You can make the argument, of course, that we should have known better, that we should have better controlled into whose hands we were putting those weapons, made more certain that the people who were our friends one day wouldn't be our enemies the next. You could argue, too, that we we should have done something to prevent the rise in power of the Taliban once we helped get the Soviets out -- but how? Should we have gotten into an endless occupation of Afghanistan the way we have Iraq, to ensure that the leadership that took over was who the United States wanted? Could we have prevented, back then, all the events that led us to 9/11? We have rather a habit of looking without leaping, of not seeing the forest for the trees, and in this case, as they say at the film's conclusion, we screwed up the endgame.
As for the the movie as it is, Hoffman's performance is by far the highlight of the film, and he owns every scene he's in without chomping everything to bits.

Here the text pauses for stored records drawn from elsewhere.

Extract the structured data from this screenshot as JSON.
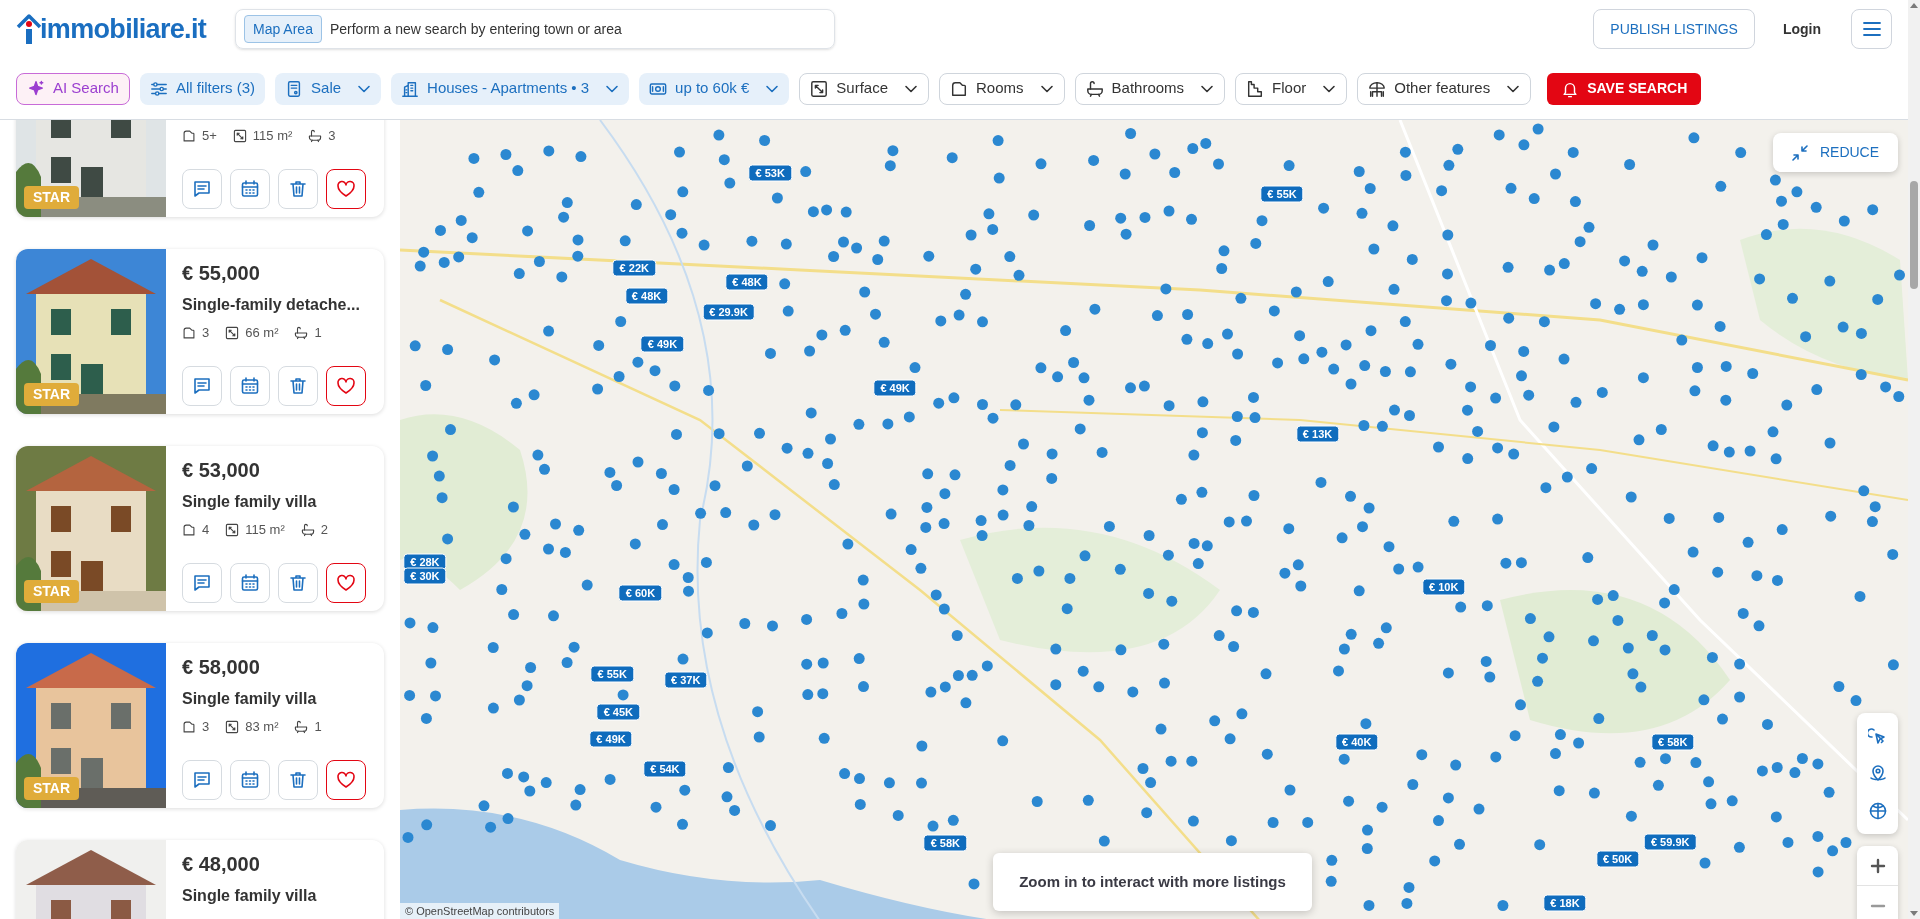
{
  "header": {
    "logo": "immobiliare.it",
    "search": {
      "chip": "Map Area",
      "placeholder": "Perform a new search by entering town or area"
    },
    "publish": "PUBLISH LISTINGS",
    "login": "Login"
  },
  "filters": [
    {
      "kind": "ai",
      "label": "AI Search"
    },
    {
      "kind": "filter",
      "label": "All filters (3)",
      "active": true,
      "dropdown": false
    },
    {
      "kind": "filter",
      "label": "Sale",
      "active": true,
      "dropdown": true
    },
    {
      "kind": "filter",
      "label": "Houses - Apartments • 3",
      "active": true,
      "dropdown": true
    },
    {
      "kind": "filter",
      "label": "up to 60k €",
      "active": true,
      "dropdown": true
    },
    {
      "kind": "filter",
      "label": "Surface",
      "active": false,
      "dropdown": true
    },
    {
      "kind": "filter",
      "label": "Rooms",
      "active": false,
      "dropdown": true
    },
    {
      "kind": "filter",
      "label": "Bathrooms",
      "active": false,
      "dropdown": true
    },
    {
      "kind": "filter",
      "label": "Floor",
      "active": false,
      "dropdown": true
    },
    {
      "kind": "filter",
      "label": "Other features",
      "active": false,
      "dropdown": true
    },
    {
      "kind": "save",
      "label": "SAVE SEARCH"
    }
  ],
  "listings": [
    {
      "rooms": "5+",
      "area": "115 m²",
      "baths": "3",
      "badge": "STAR"
    },
    {
      "price": "€ 55,000",
      "title": "Single-family detache...",
      "rooms": "3",
      "area": "66 m²",
      "baths": "1",
      "badge": "STAR"
    },
    {
      "price": "€ 53,000",
      "title": "Single family villa",
      "rooms": "4",
      "area": "115 m²",
      "baths": "2",
      "badge": "STAR"
    },
    {
      "price": "€ 58,000",
      "title": "Single family villa",
      "rooms": "3",
      "area": "83 m²",
      "baths": "1",
      "badge": "STAR"
    },
    {
      "price": "€ 48,000",
      "title": "Single family villa"
    }
  ],
  "map": {
    "reduce": "REDUCE",
    "notice": "Zoom in to interact with more listings",
    "attribution": "© OpenStreetMap contributors",
    "price_markers": [
      "€ 53K",
      "€ 55K",
      "€ 22K",
      "€ 48K",
      "€ 48K",
      "€ 29.9K",
      "€ 49K",
      "€ 49K",
      "€ 13K",
      "€ 28K",
      "€ 30K",
      "€ 60K",
      "€ 10K",
      "€ 55K",
      "€ 37K",
      "€ 45K",
      "€ 49K",
      "€ 54K",
      "€ 40K",
      "€ 58K",
      "€ 58K",
      "€ 59.9K",
      "€ 50K",
      "€ 18K"
    ]
  }
}
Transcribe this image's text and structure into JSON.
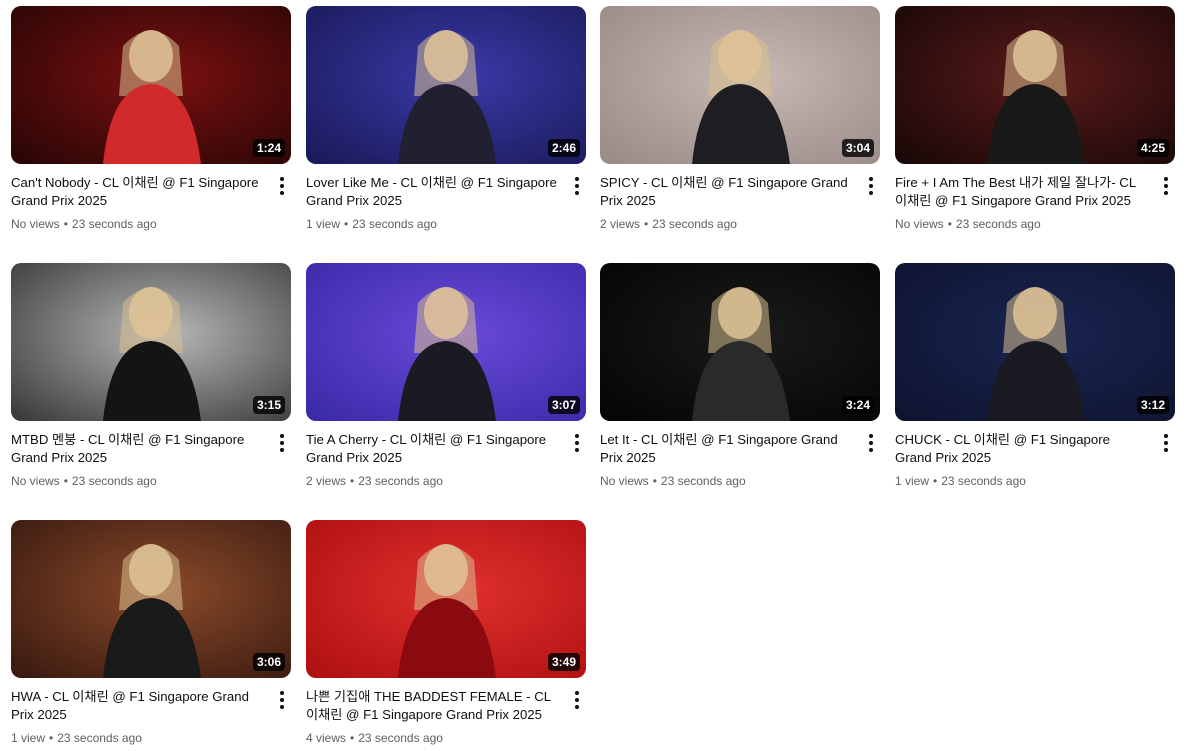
{
  "videos": [
    {
      "title": "Can't Nobody - CL 이채린 @ F1 Singapore Grand Prix 2025",
      "duration": "1:24",
      "views": "No views",
      "age": "23 seconds ago",
      "bg": [
        "#2a0606",
        "#7a1010"
      ],
      "fig": "#d02a2a"
    },
    {
      "title": "Lover Like Me - CL 이채린 @ F1 Singapore Grand Prix 2025",
      "duration": "2:46",
      "views": "1 view",
      "age": "23 seconds ago",
      "bg": [
        "#1a1a5a",
        "#3a3aa8"
      ],
      "fig": "#202030"
    },
    {
      "title": "SPICY - CL 이채린 @ F1 Singapore Grand Prix 2025",
      "duration": "3:04",
      "views": "2 views",
      "age": "23 seconds ago",
      "bg": [
        "#9a8a88",
        "#c9b9b4"
      ],
      "fig": "#1e1e22"
    },
    {
      "title": "Fire + I Am The Best 내가 제일 잘나가- CL 이채린 @ F1 Singapore Grand Prix 2025",
      "duration": "4:25",
      "views": "No views",
      "age": "23 seconds ago",
      "bg": [
        "#1a0808",
        "#5a1a1a"
      ],
      "fig": "#181818"
    },
    {
      "title": "MTBD 멘붕 - CL 이채린 @ F1 Singapore Grand Prix 2025",
      "duration": "3:15",
      "views": "No views",
      "age": "23 seconds ago",
      "bg": [
        "#3a3a3a",
        "#b8b8b8"
      ],
      "fig": "#141414"
    },
    {
      "title": "Tie A Cherry - CL 이채린 @ F1 Singapore Grand Prix 2025",
      "duration": "3:07",
      "views": "2 views",
      "age": "23 seconds ago",
      "bg": [
        "#3a2aa8",
        "#6a4ad8"
      ],
      "fig": "#1a1a22"
    },
    {
      "title": "Let It - CL 이채린 @ F1 Singapore Grand Prix 2025",
      "duration": "3:24",
      "views": "No views",
      "age": "23 seconds ago",
      "bg": [
        "#050505",
        "#1a1a1a"
      ],
      "fig": "#2a2a2a"
    },
    {
      "title": "CHUCK - CL 이채린 @ F1 Singapore Grand Prix 2025",
      "duration": "3:12",
      "views": "1 view",
      "age": "23 seconds ago",
      "bg": [
        "#0e1430",
        "#1a2450"
      ],
      "fig": "#1a1a22"
    },
    {
      "title": "HWA - CL 이채린 @ F1 Singapore Grand Prix 2025",
      "duration": "3:06",
      "views": "1 view",
      "age": "23 seconds ago",
      "bg": [
        "#3a1a10",
        "#8a4a2a"
      ],
      "fig": "#1a1a1a"
    },
    {
      "title": "나쁜 기집애 THE BADDEST FEMALE - CL 이채린 @ F1 Singapore Grand Prix 2025",
      "duration": "3:49",
      "views": "4 views",
      "age": "23 seconds ago",
      "bg": [
        "#b01010",
        "#e03030"
      ],
      "fig": "#8a0a10"
    }
  ],
  "more_icon": "vertical-ellipsis-icon",
  "separator": "•"
}
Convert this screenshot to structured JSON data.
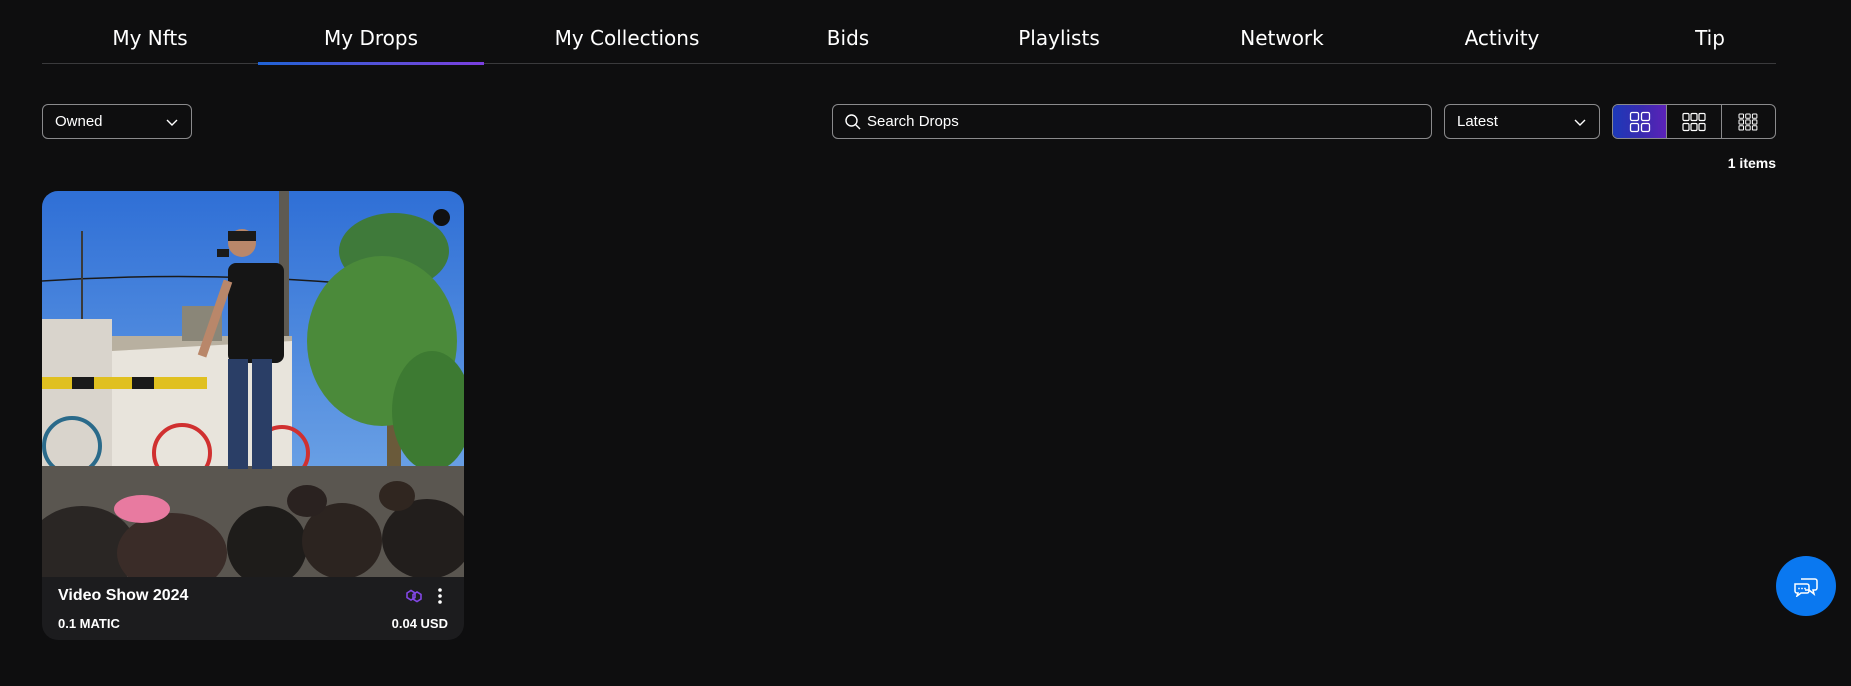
{
  "tabs": [
    {
      "label": "My Nfts",
      "active": false
    },
    {
      "label": "My Drops",
      "active": true
    },
    {
      "label": "My Collections",
      "active": false
    },
    {
      "label": "Bids",
      "active": false
    },
    {
      "label": "Playlists",
      "active": false
    },
    {
      "label": "Network",
      "active": false
    },
    {
      "label": "Activity",
      "active": false
    },
    {
      "label": "Tip",
      "active": false
    }
  ],
  "filters": {
    "ownership": "Owned",
    "search_placeholder": "Search Drops",
    "search_value": "",
    "sort": "Latest",
    "view_modes": [
      "large-grid-icon",
      "medium-grid-icon",
      "small-grid-icon"
    ],
    "active_view": "large-grid-icon"
  },
  "item_count": "1 items",
  "cards": [
    {
      "title": "Video Show 2024",
      "price": "0.1 MATIC",
      "usd": "0.04 USD",
      "chain_icon": "polygon-icon"
    }
  ],
  "colors": {
    "background": "#0e0e0f",
    "card": "#1c1c1e",
    "accent_start": "#1d39b8",
    "accent_end": "#5c22b8",
    "chat_button": "#0a78f0",
    "polygon": "#8247e5"
  },
  "chat_button_icon": "chat-icon"
}
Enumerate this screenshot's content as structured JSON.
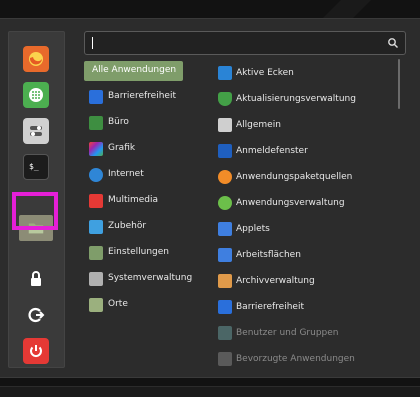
{
  "search": {
    "placeholder": ""
  },
  "favorites": [
    {
      "name": "firefox-icon",
      "color": "#e86a2b"
    },
    {
      "name": "apps-grid-icon",
      "color": "#4caf50"
    },
    {
      "name": "settings-toggle-icon",
      "color": "#d0d0d0"
    },
    {
      "name": "terminal-icon",
      "color": "#2b2b2b"
    },
    {
      "name": "folder-icon",
      "color": "#9bb07e"
    },
    {
      "name": "lock-icon",
      "color": "#2b2b2b"
    },
    {
      "name": "logout-icon",
      "color": "#2b2b2b"
    },
    {
      "name": "power-icon",
      "color": "#e53935"
    }
  ],
  "categories": [
    {
      "label": "Alle Anwendungen",
      "selected": true,
      "icon": "none",
      "color": ""
    },
    {
      "label": "Barrierefreiheit",
      "icon": "accessibility-icon",
      "color": "#2a6fdb"
    },
    {
      "label": "Büro",
      "icon": "office-icon",
      "color": "#3e8e41"
    },
    {
      "label": "Grafik",
      "icon": "graphics-icon",
      "color": "#d63384"
    },
    {
      "label": "Internet",
      "icon": "internet-icon",
      "color": "#2f86d6"
    },
    {
      "label": "Multimedia",
      "icon": "multimedia-icon",
      "color": "#e53935"
    },
    {
      "label": "Zubehör",
      "icon": "accessories-icon",
      "color": "#3fa0e0"
    },
    {
      "label": "Einstellungen",
      "icon": "settings-icon",
      "color": "#7f9d6a"
    },
    {
      "label": "Systemverwaltung",
      "icon": "system-icon",
      "color": "#b0b0b0"
    },
    {
      "label": "Orte",
      "icon": "places-icon",
      "color": "#9bb07e"
    }
  ],
  "apps": [
    {
      "label": "Aktive Ecken",
      "icon": "hot-corners-icon",
      "color": "#2a84d6"
    },
    {
      "label": "Aktualisierungsverwaltung",
      "icon": "update-shield-icon",
      "color": "#43a047"
    },
    {
      "label": "Allgemein",
      "icon": "general-settings-icon",
      "color": "#cfcfcf"
    },
    {
      "label": "Anmeldefenster",
      "icon": "login-window-icon",
      "color": "#1f5fbf"
    },
    {
      "label": "Anwendungspaketquellen",
      "icon": "software-sources-icon",
      "color": "#f28c28"
    },
    {
      "label": "Anwendungsverwaltung",
      "icon": "software-manager-icon",
      "color": "#6cbf4a"
    },
    {
      "label": "Applets",
      "icon": "applets-icon",
      "color": "#3f7fe0"
    },
    {
      "label": "Arbeitsflächen",
      "icon": "workspaces-icon",
      "color": "#3f7fe0"
    },
    {
      "label": "Archivverwaltung",
      "icon": "archive-manager-icon",
      "color": "#e09a4a"
    },
    {
      "label": "Barrierefreiheit",
      "icon": "accessibility-icon",
      "color": "#2a6fdb"
    },
    {
      "label": "Benutzer und Gruppen",
      "icon": "users-groups-icon",
      "color": "#6aa0a0",
      "fade": true
    },
    {
      "label": "Bevorzugte Anwendungen",
      "icon": "preferred-apps-icon",
      "color": "#888",
      "fade": true
    }
  ]
}
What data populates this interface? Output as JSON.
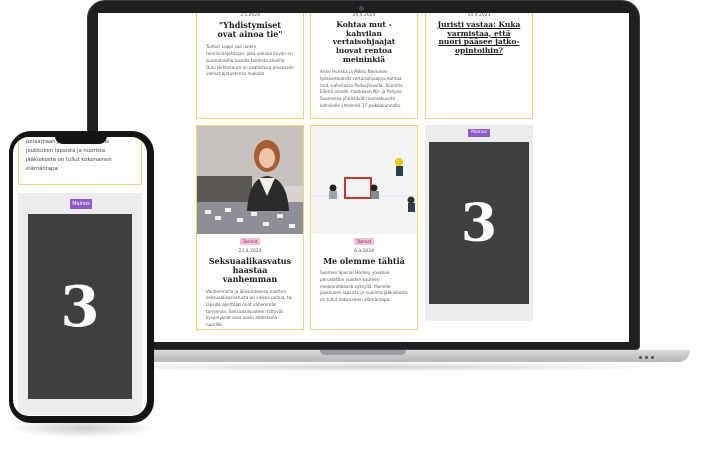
{
  "laptop": {
    "cards_top": [
      {
        "date": "3.5.2024",
        "title": "\"Yhdistymiset ovat ainoa tie\"",
        "body": "Tunturi Lappi saa uuden toiminnanjohtajan, joka vahvaa kuvan eri suomalaisilla tasoilla toimista alueilla. Oulu Hiihtoseura on osallistuva prosessiin vahvat ajatustensa mukaan."
      },
      {
        "date": "24.4.2024",
        "title": "Kohtaa mut -kahvilan vertaisohjaajat luovat rentoa meininkiä",
        "body": "Anne Honkka ja Mikko Nieminen työskentelevät vertaisohjaajina Kohtaa mut -kahvilassa Pudasjärvellä. Toiminta Elämä omalle -hankkeen Nä- ja Pohjois-Suomessa yhdistävät marraskuusta kahvilalle yhteensä 17 paikkakunnalla."
      },
      {
        "date": "10.4.2023",
        "title": "Juristi vastaa: Kuka varmistaa, että nuori pääsee jatko-opintoihin?"
      }
    ],
    "cards_bottom": [
      {
        "tag": "Teemat",
        "date": "23.4.2024",
        "title": "Seksuaalikasvatus haastaa vanhemman",
        "body": "Vanhemmilla ja lähisuhteessa nuorten seksuaalikasvatusta on vaikea puhua, tai lapsilla opettajat ovat vähemmän tarjonnan. Seksuaalisuuteen liittyvät kysymykset ovat usein ahdistavia nuorille."
      },
      {
        "tag": "Teemat",
        "date": "6.3.2024",
        "title": "Me olemme tähtiä",
        "body": "Suomen Special Hockey -joukkue perustettiin vuoden kauteen mielenrohkeasti syksyllä. Monelle joukkueen lapsista ja nuorista jääkiekosta on tullut kokonainen elämäntapa."
      }
    ],
    "ad": {
      "label": "Mainos",
      "number": "3"
    }
  },
  "phone": {
    "text": "pelaamaan jääkiekkoa. Monelle joukkueen lapsista ja nuorista jääkiekosta on tullut kokonainen elämäntapa.",
    "ad": {
      "label": "Mainos",
      "number": "3"
    }
  }
}
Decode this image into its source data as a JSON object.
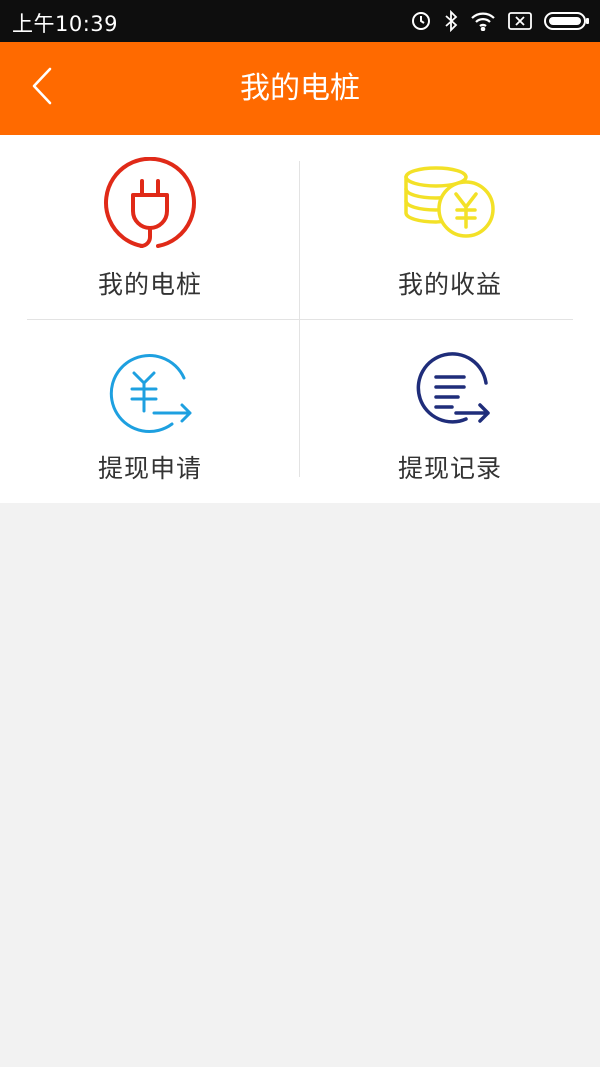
{
  "status_bar": {
    "time": "上午10:39",
    "icons": [
      "alarm-icon",
      "bluetooth-icon",
      "wifi-icon",
      "sim-off-icon",
      "battery-icon"
    ]
  },
  "header": {
    "title": "我的电桩",
    "back_icon": "chevron-left-icon",
    "background": "#ff6a00"
  },
  "menu": {
    "items": [
      {
        "label": "我的电桩",
        "icon": "plug-icon",
        "color": "#e02a18"
      },
      {
        "label": "我的收益",
        "icon": "coins-icon",
        "color": "#f3e127"
      },
      {
        "label": "提现申请",
        "icon": "withdraw-apply-icon",
        "color": "#1ea0e0"
      },
      {
        "label": "提现记录",
        "icon": "withdraw-record-icon",
        "color": "#1f2d7a"
      }
    ]
  }
}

Hanks is a nice enough guy in real life (or at the very least, he does an excellent job of creating that impression) that it's easy enough to buy him as a good ol' boy with good intentions, though I don't see this as an Oscar-nom worthy performance for him. Roberts does quite well here as the socialite determined to rid the world of Communism, (though I'm still hoping for her to recreate the magic she had onscreen in films like Erin Brockovich). The dialog snaps, the pace is quick, and the film overall plays rather like a two-hour West Wing retro episode, which is not a bad thing from the perspective of the viewer.
The thing is, while movies can and do mark history, to a degree, they're also entertainment, and Charlie Wilson's War largely succeeds on that front. This is not a documentary, it's a narrative story based on true events, and it's intended to be not so much a comedy as a satire. The film could have gotten into a more specific outline of to whom we gave which weapons and what was done with them, and whose hands they ended up in, and what the endgame was in greater detail, but that would have been a different film entirely, more documentary-disguised-as-satire, and that's clearly not what Nichols and Sorkin were aiming for.
The idea at the heart of Charlie Wilson's War, as I saw it, was to say, look: This is how our government tosses billions of dollars into military operations, some of them covert, and the people doing that aren't necessarily thinking ahead to the long-term impacts of the decisions they make, and not just in the 1980s, but now. In Afghanistan, it wasn't just that we screwed up the endgame, it was that, much like the current war, we simply didn't have one at all, beyond "let's get the damn Soviets out of there now." Decisions were made with that singular goal in the crosshairs, much as our government continues to make decisions on the world stage, and then, as now, no one;s looking at what the fallout might be. And therein lies what lesson there is mixed in with the entertainment; whether you think Nichols and Sorkin do an adequate job of teaching it, you'll have to judge for yourself.